## Task brief
Write out the full set of records below exactly.

## Data for this exercise
━━━━

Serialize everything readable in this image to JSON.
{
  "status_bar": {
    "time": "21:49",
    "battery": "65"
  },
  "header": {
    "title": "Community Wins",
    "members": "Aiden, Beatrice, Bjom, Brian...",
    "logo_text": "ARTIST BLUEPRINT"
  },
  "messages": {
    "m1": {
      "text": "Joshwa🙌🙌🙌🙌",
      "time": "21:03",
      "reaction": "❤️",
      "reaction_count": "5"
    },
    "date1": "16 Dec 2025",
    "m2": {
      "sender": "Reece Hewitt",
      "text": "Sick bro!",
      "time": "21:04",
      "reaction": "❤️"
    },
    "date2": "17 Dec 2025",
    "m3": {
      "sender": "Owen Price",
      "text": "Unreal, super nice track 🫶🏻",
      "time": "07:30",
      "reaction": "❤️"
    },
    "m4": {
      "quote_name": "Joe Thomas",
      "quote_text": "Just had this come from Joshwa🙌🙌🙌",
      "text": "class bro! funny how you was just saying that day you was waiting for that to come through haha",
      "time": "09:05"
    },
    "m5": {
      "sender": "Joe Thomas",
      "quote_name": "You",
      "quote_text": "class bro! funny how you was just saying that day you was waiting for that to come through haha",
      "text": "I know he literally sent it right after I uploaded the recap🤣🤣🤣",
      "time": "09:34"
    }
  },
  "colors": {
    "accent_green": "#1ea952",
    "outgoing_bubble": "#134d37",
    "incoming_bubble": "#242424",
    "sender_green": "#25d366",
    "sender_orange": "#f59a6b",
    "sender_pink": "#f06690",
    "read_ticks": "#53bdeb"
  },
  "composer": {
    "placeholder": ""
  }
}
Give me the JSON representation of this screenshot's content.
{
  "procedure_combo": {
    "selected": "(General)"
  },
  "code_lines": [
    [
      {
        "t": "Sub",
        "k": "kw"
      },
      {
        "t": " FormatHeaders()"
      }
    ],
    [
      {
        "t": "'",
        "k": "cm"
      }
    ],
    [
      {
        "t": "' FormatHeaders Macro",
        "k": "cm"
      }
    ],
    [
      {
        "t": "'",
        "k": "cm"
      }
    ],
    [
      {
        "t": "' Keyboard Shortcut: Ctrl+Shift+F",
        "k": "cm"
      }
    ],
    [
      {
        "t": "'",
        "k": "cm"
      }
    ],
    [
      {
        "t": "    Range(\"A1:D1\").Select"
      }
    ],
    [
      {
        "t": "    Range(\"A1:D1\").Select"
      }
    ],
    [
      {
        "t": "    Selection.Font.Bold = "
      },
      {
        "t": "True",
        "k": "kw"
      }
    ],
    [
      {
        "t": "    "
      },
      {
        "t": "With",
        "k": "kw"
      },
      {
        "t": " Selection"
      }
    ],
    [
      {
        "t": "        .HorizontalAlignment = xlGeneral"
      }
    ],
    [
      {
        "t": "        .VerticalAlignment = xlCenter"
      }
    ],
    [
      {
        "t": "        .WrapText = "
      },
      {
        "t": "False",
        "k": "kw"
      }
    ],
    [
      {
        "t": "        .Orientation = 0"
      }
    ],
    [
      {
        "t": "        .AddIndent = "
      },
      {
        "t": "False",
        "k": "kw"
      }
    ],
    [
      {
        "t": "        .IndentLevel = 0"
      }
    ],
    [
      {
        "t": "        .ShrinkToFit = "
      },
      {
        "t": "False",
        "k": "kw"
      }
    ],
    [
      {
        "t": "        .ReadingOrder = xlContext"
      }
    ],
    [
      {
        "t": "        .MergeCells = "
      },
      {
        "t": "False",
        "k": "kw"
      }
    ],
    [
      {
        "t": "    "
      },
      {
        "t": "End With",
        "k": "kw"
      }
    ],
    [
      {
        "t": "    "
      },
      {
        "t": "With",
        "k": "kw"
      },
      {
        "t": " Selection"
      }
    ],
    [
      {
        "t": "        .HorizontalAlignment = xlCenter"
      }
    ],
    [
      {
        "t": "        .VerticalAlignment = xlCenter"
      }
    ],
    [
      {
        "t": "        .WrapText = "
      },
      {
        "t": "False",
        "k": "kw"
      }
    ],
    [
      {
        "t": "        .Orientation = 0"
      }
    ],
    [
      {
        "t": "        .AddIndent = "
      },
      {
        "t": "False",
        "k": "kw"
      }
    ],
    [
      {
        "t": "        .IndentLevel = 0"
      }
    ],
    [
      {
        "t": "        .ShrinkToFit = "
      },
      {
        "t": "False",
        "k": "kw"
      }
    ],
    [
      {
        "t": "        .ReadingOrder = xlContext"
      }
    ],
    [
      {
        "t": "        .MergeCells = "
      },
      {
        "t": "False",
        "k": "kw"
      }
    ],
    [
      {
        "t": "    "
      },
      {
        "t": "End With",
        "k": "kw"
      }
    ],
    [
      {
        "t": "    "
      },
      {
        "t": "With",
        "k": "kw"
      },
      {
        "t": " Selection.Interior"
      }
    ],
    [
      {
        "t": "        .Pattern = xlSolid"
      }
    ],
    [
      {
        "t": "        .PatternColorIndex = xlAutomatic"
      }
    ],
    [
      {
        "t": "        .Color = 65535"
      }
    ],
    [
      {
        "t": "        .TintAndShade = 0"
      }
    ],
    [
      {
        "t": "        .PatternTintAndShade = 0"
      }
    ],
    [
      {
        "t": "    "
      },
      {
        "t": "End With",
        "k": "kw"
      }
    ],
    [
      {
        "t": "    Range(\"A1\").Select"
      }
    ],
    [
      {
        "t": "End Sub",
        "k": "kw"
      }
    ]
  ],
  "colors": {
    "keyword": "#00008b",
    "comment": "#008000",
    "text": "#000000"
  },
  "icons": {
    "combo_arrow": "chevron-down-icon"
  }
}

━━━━

## Solution to this exercise
Serialize everything readable in this image to JSON.
{
  "status_bar": {
    "time": "21:49",
    "battery": "65"
  },
  "header": {
    "title": "Community Wins",
    "members": "Aiden, Beatrice, Bjom, Brian...",
    "logo_text": "ARTIST BLUEPRINT"
  },
  "messages": {
    "m1": {
      "text": "Joshwa🙌🙌🙌🙌",
      "time": "21:03",
      "reaction": "❤️",
      "reaction_count": "5"
    },
    "date1": "16 Dec 2025",
    "m2": {
      "sender": "Reece Hewitt",
      "text": "Sick bro!",
      "time": "21:04",
      "reaction": "❤️"
    },
    "date2": "17 Dec 2025",
    "m3": {
      "sender": "Owen Price",
      "text": "Unreal, super nice track 🫶🏻",
      "time": "07:30",
      "reaction": "❤️"
    },
    "m4": {
      "quote_name": "Joe Thomas",
      "quote_text": "Just had this come from Joshwa🙌🙌🙌",
      "text": "class bro! funny how you was just saying that day you was waiting for that to come through haha",
      "time": "09:05"
    },
    "m5": {
      "sender": "Joe Thomas",
      "quote_name": "You",
      "quote_text": "class bro! funny how you was just saying that day you was waiting for that to come through haha",
      "text": "I know he literally sent it right after I uploaded the recap🤣🤣🤣",
      "time": "09:34"
    }
  },
  "colors": {
    "accent_green": "#1ea952",
    "outgoing_bubble": "#134d37",
    "incoming_bubble": "#242424",
    "sender_green": "#25d366",
    "sender_orange": "#f59a6b",
    "sender_pink": "#f06690",
    "read_ticks": "#53bdeb"
  },
  "composer": {
    "placeholder": ""
  }
}
Give me the JSON representation of this screenshot's content.
{
  "procedure_combo": {
    "selected": "(General)"
  },
  "code_lines": [
    [
      {
        "t": "Sub",
        "k": "kw"
      },
      {
        "t": " FormatHeaders()"
      }
    ],
    [
      {
        "t": "'",
        "k": "cm"
      }
    ],
    [
      {
        "t": "' FormatHeaders Macro",
        "k": "cm"
      }
    ],
    [
      {
        "t": "'",
        "k": "cm"
      }
    ],
    [
      {
        "t": "' Keyboard Shortcut: Ctrl+Shift+F",
        "k": "cm"
      }
    ],
    [
      {
        "t": "'",
        "k": "cm"
      }
    ],
    [
      {
        "t": "    Range(\"A1:D1\").Select"
      }
    ],
    [
      {
        "t": "    Range(\"A1:D1\").Select"
      }
    ],
    [
      {
        "t": "    Selection.Font.Bold = "
      },
      {
        "t": "True",
        "k": "kw"
      }
    ],
    [
      {
        "t": "    "
      },
      {
        "t": "With",
        "k": "kw"
      },
      {
        "t": " Selection"
      }
    ],
    [
      {
        "t": "        .HorizontalAlignment = xlGeneral"
      }
    ],
    [
      {
        "t": "        .VerticalAlignment = xlCenter"
      }
    ],
    [
      {
        "t": "        .WrapText = "
      },
      {
        "t": "False",
        "k": "kw"
      }
    ],
    [
      {
        "t": "        .Orientation = 0"
      }
    ],
    [
      {
        "t": "        .AddIndent = "
      },
      {
        "t": "False",
        "k": "kw"
      }
    ],
    [
      {
        "t": "        .IndentLevel = 0"
      }
    ],
    [
      {
        "t": "        .ShrinkToFit = "
      },
      {
        "t": "False",
        "k": "kw"
      }
    ],
    [
      {
        "t": "        .ReadingOrder = xlContext"
      }
    ],
    [
      {
        "t": "        .MergeCells = "
      },
      {
        "t": "False",
        "k": "kw"
      }
    ],
    [
      {
        "t": "    "
      },
      {
        "t": "End With",
        "k": "kw"
      }
    ],
    [
      {
        "t": "    "
      },
      {
        "t": "With",
        "k": "kw"
      },
      {
        "t": " Selection"
      }
    ],
    [
      {
        "t": "        .HorizontalAlignment = xlCenter"
      }
    ],
    [
      {
        "t": "        .VerticalAlignment = xlCenter"
      }
    ],
    [
      {
        "t": "        .WrapText = "
      },
      {
        "t": "False",
        "k": "kw"
      }
    ],
    [
      {
        "t": "        .Orientation = 0"
      }
    ],
    [
      {
        "t": "        .AddIndent = "
      },
      {
        "t": "False",
        "k": "kw"
      }
    ],
    [
      {
        "t": "        .IndentLevel = 0"
      }
    ],
    [
      {
        "t": "        .ShrinkToFit = "
      },
      {
        "t": "False",
        "k": "kw"
      }
    ],
    [
      {
        "t": "        .ReadingOrder = xlContext"
      }
    ],
    [
      {
        "t": "        .MergeCells = "
      },
      {
        "t": "False",
        "k": "kw"
      }
    ],
    [
      {
        "t": "    "
      },
      {
        "t": "End With",
        "k": "kw"
      }
    ],
    [
      {
        "t": "    "
      },
      {
        "t": "With",
        "k": "kw"
      },
      {
        "t": " Selection.Interior"
      }
    ],
    [
      {
        "t": "        .Pattern = xlSolid"
      }
    ],
    [
      {
        "t": "        .PatternColorIndex = xlAutomatic"
      }
    ],
    [
      {
        "t": "        .Color = 65535"
      }
    ],
    [
      {
        "t": "        .TintAndShade = 0"
      }
    ],
    [
      {
        "t": "        .PatternTintAndShade = 0"
      }
    ],
    [
      {
        "t": "    "
      },
      {
        "t": "End With",
        "k": "kw"
      }
    ],
    [
      {
        "t": "    Range(\"A1\").Select"
      }
    ],
    [
      {
        "t": "End Sub",
        "k": "kw"
      }
    ]
  ],
  "colors": {
    "keyword": "#00008b",
    "comment": "#008000",
    "text": "#000000"
  },
  "icons": {
    "combo_arrow": "chevron-down-icon"
  }
}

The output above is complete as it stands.